:: PROMPT ::
Set the listing down again exactly, please, apart from its pictures.
- - -
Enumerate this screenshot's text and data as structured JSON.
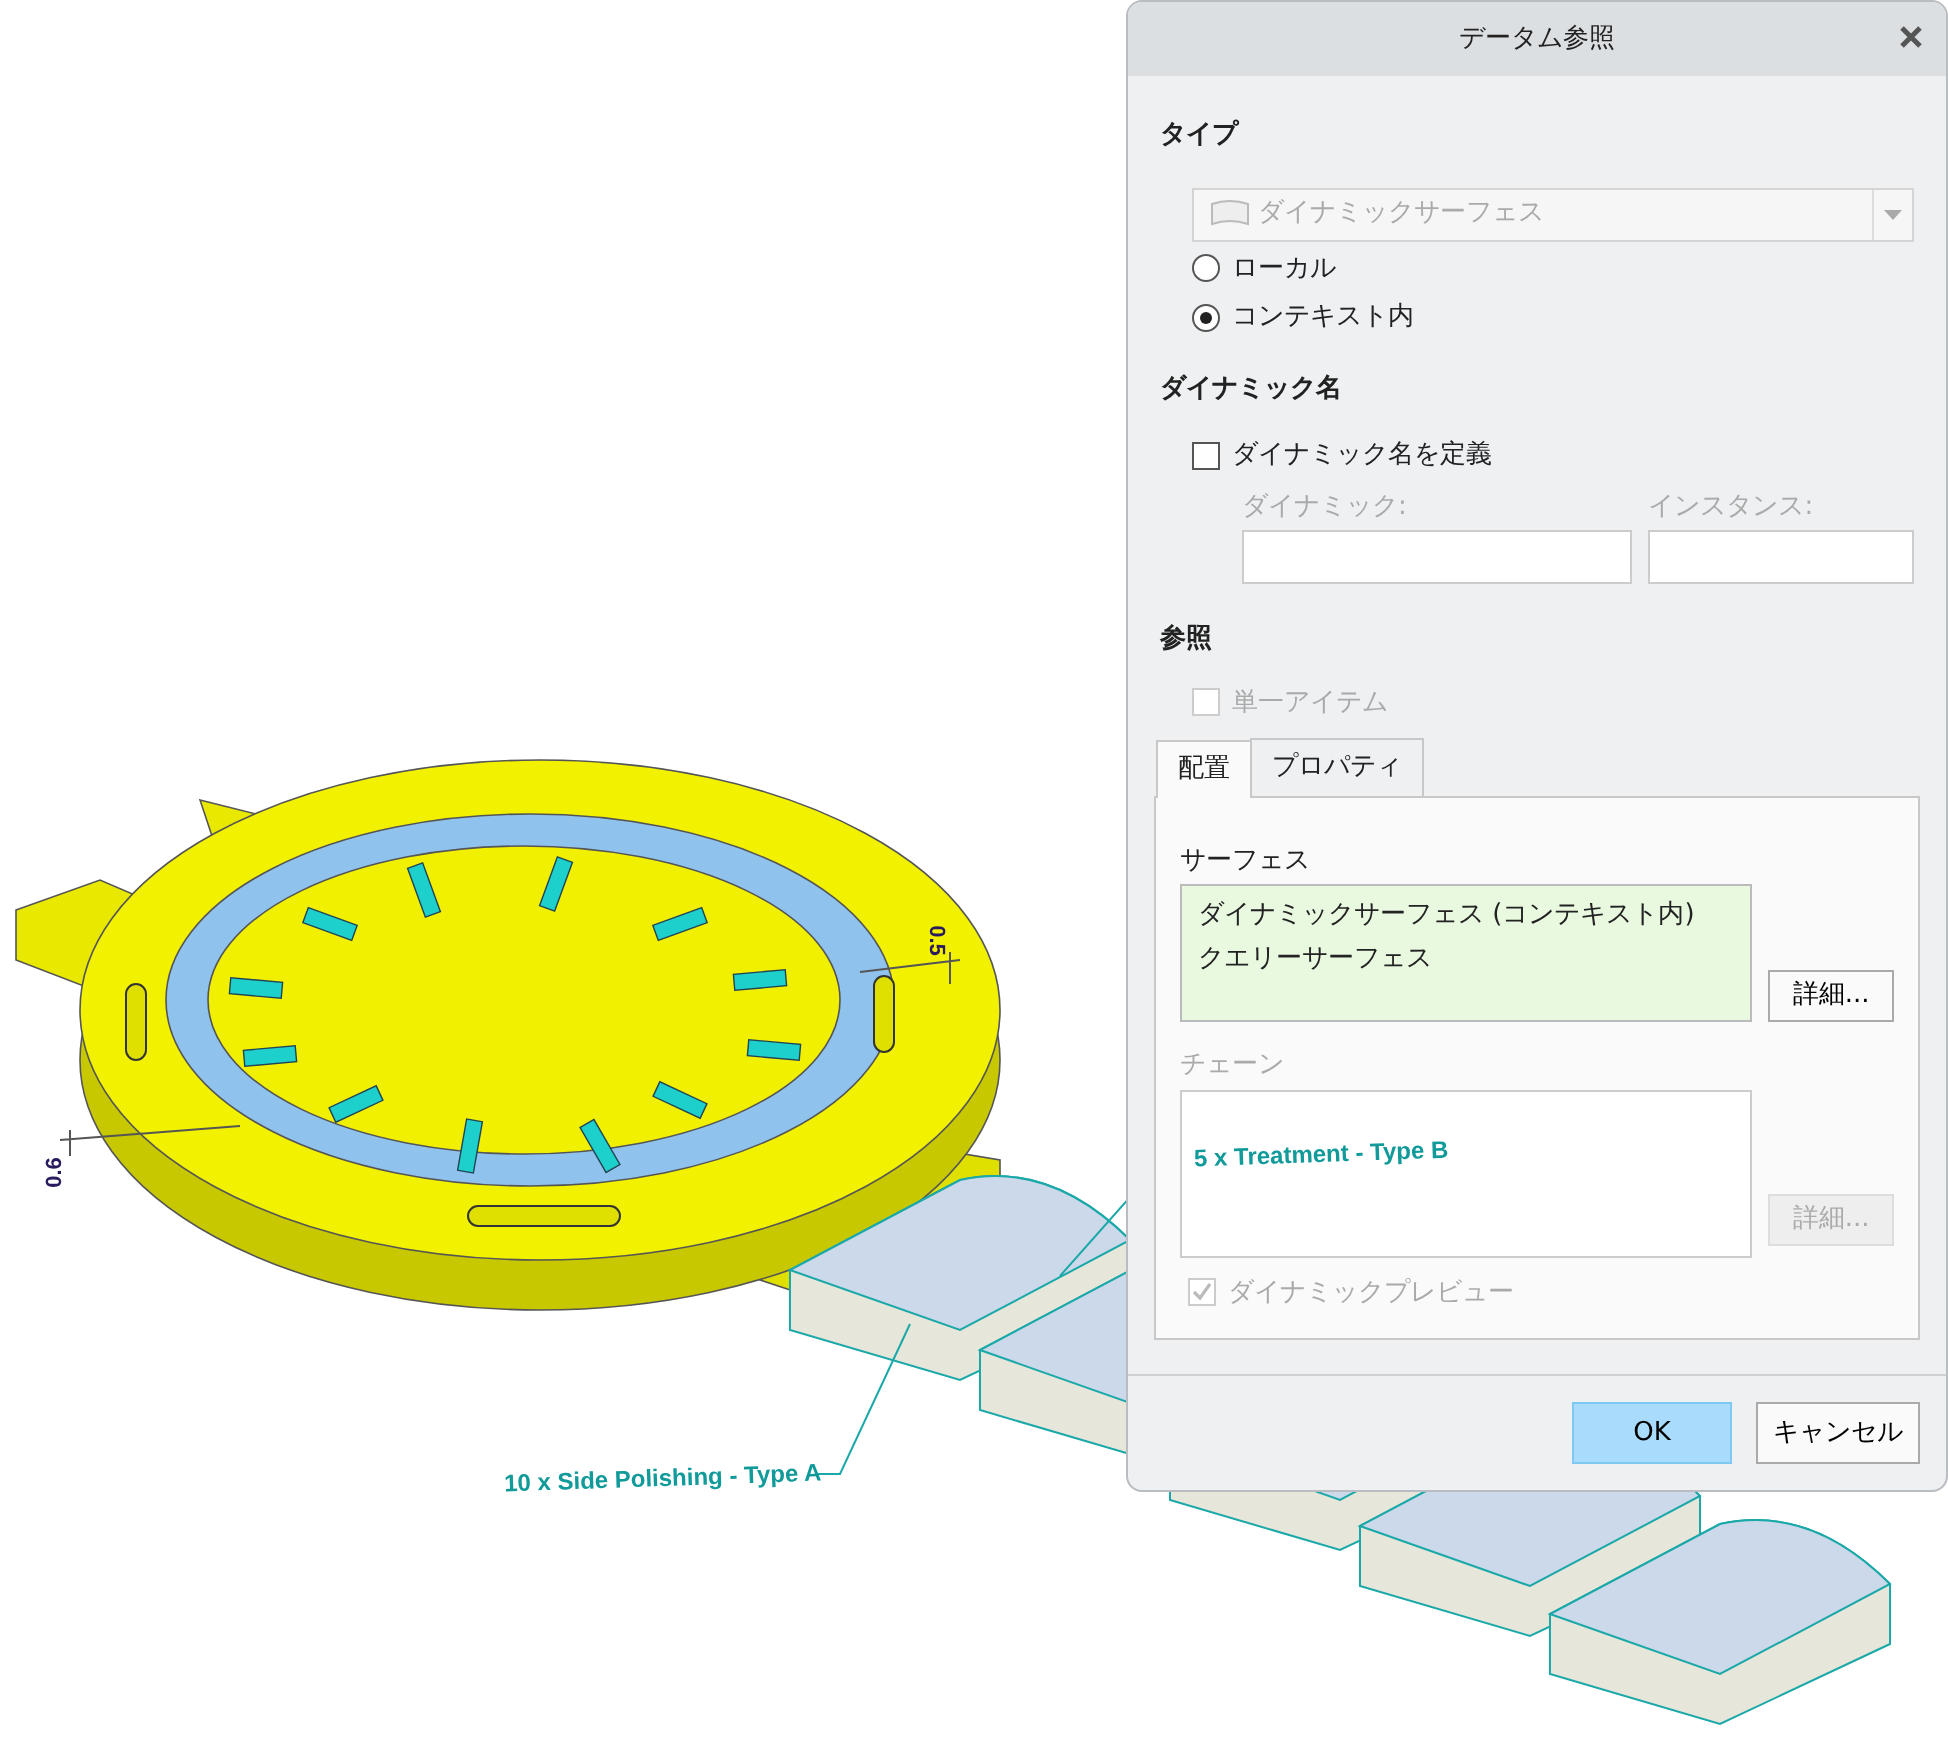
{
  "model": {
    "annotations": [
      {
        "kind": "dimension",
        "text": "0.5"
      },
      {
        "kind": "dimension",
        "text": "0.6"
      },
      {
        "kind": "note",
        "text": "10 x Side Polishing - Type A"
      },
      {
        "kind": "note",
        "text": "5 x Treatment - Type B"
      }
    ]
  },
  "dialog": {
    "title": "データム参照",
    "type_section": {
      "label": "タイプ",
      "dropdown": {
        "value": "ダイナミックサーフェス",
        "disabled": true
      },
      "options": [
        {
          "label": "ローカル",
          "selected": false
        },
        {
          "label": "コンテキスト内",
          "selected": true
        }
      ]
    },
    "dynamic_name_section": {
      "label": "ダイナミック名",
      "define_checkbox": {
        "label": "ダイナミック名を定義",
        "checked": false
      },
      "fields": [
        {
          "label": "ダイナミック:",
          "disabled": true
        },
        {
          "label": "インスタンス:",
          "disabled": true
        }
      ]
    },
    "reference_section": {
      "label": "参照",
      "single_item": {
        "label": "単一アイテム",
        "checked": false,
        "disabled": true
      },
      "tabs": [
        {
          "label": "配置",
          "selected": true
        },
        {
          "label": "プロパティ",
          "selected": false
        }
      ],
      "surfaces": {
        "label": "サーフェス",
        "disabled": false,
        "items": [
          "ダイナミックサーフェス (コンテキスト内)",
          "クエリーサーフェス"
        ],
        "details_button": {
          "label": "詳細...",
          "disabled": false
        }
      },
      "chain": {
        "label": "チェーン",
        "disabled": true,
        "details_button": {
          "label": "詳細...",
          "disabled": true
        }
      },
      "dynamic_preview": {
        "label": "ダイナミックプレビュー",
        "checked": true,
        "disabled": true
      }
    },
    "buttons": [
      {
        "label": "OK",
        "default": true
      },
      {
        "label": "キャンセル",
        "default": false
      }
    ]
  }
}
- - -
:: REPLY TO THE TASK ::
Enumerate this screenshot's text and data as structured JSON.
{
  "model": {
    "annotations": [
      {
        "kind": "dimension",
        "text": "0.5"
      },
      {
        "kind": "dimension",
        "text": "0.6"
      },
      {
        "kind": "note",
        "text": "10 x Side Polishing - Type A"
      },
      {
        "kind": "note",
        "text": "5 x Treatment - Type B"
      }
    ]
  },
  "dialog": {
    "title": "データム参照",
    "type_section": {
      "label": "タイプ",
      "dropdown": {
        "value": "ダイナミックサーフェス",
        "disabled": true
      },
      "options": [
        {
          "label": "ローカル",
          "selected": false
        },
        {
          "label": "コンテキスト内",
          "selected": true
        }
      ]
    },
    "dynamic_name_section": {
      "label": "ダイナミック名",
      "define_checkbox": {
        "label": "ダイナミック名を定義",
        "checked": false
      },
      "fields": [
        {
          "label": "ダイナミック:",
          "disabled": true
        },
        {
          "label": "インスタンス:",
          "disabled": true
        }
      ]
    },
    "reference_section": {
      "label": "参照",
      "single_item": {
        "label": "単一アイテム",
        "checked": false,
        "disabled": true
      },
      "tabs": [
        {
          "label": "配置",
          "selected": true
        },
        {
          "label": "プロパティ",
          "selected": false
        }
      ],
      "surfaces": {
        "label": "サーフェス",
        "disabled": false,
        "items": [
          "ダイナミックサーフェス (コンテキスト内)",
          "クエリーサーフェス"
        ],
        "details_button": {
          "label": "詳細...",
          "disabled": false
        }
      },
      "chain": {
        "label": "チェーン",
        "disabled": true,
        "details_button": {
          "label": "詳細...",
          "disabled": true
        }
      },
      "dynamic_preview": {
        "label": "ダイナミックプレビュー",
        "checked": true,
        "disabled": true
      }
    },
    "buttons": [
      {
        "label": "OK",
        "default": true
      },
      {
        "label": "キャンセル",
        "default": false
      }
    ]
  }
}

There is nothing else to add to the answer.